4. Kevin Smith
Smith had a pretty decent ending to the Lions miserable 0-16 season and showed flashes with 291 yards and three TDs over the last three games. The situation is still far from pretty, and if the Lions decide to plug in Stafford from day one, it will hamper the team’s offensive success, but the team should improve to the point where Smith can duplicate, or better his rookie numbers. Look for him to come close to the 1,000 yard mark and score six times.
5. Chester Taylor
Taylor is still plugging away in Minnesota and still a very effective back when he gets the opportunity to come off the bench. With Peterson the obvious No. one, Taylor only gets about five to eight carries per game, but in the event Peterson goes down with an injury, as he did in his rookie season, Taylor is a good late round pick that can fill in admirably when given then carries.
There’s not much to differentiate Grant, Forte and Smith except the overall success of their teams.

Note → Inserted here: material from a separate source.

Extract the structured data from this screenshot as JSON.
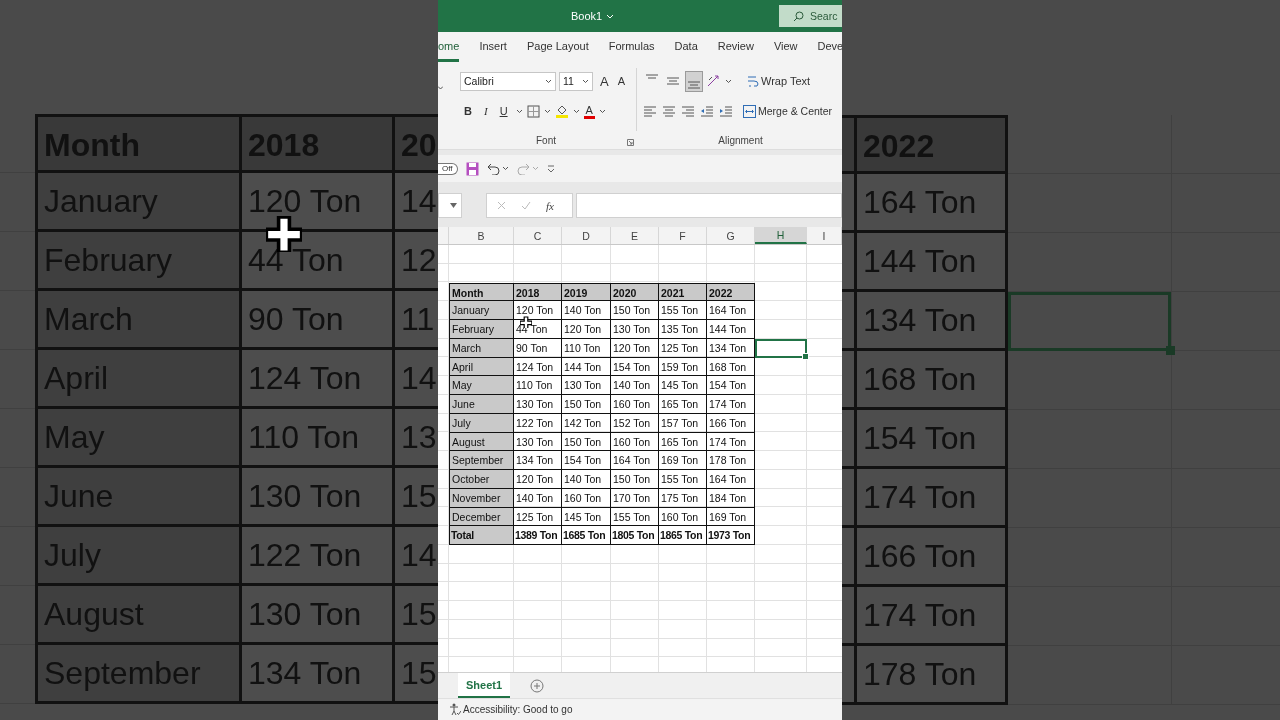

The Packers and Bears should be much better than the Lions and because of that, playing with the lead more often. Since backs get a majority of their yards and TDs in the second half of games, consider taking Grant and Forte earlier than Smith in your fantasy drafts, even though Smith could be the better overall running back.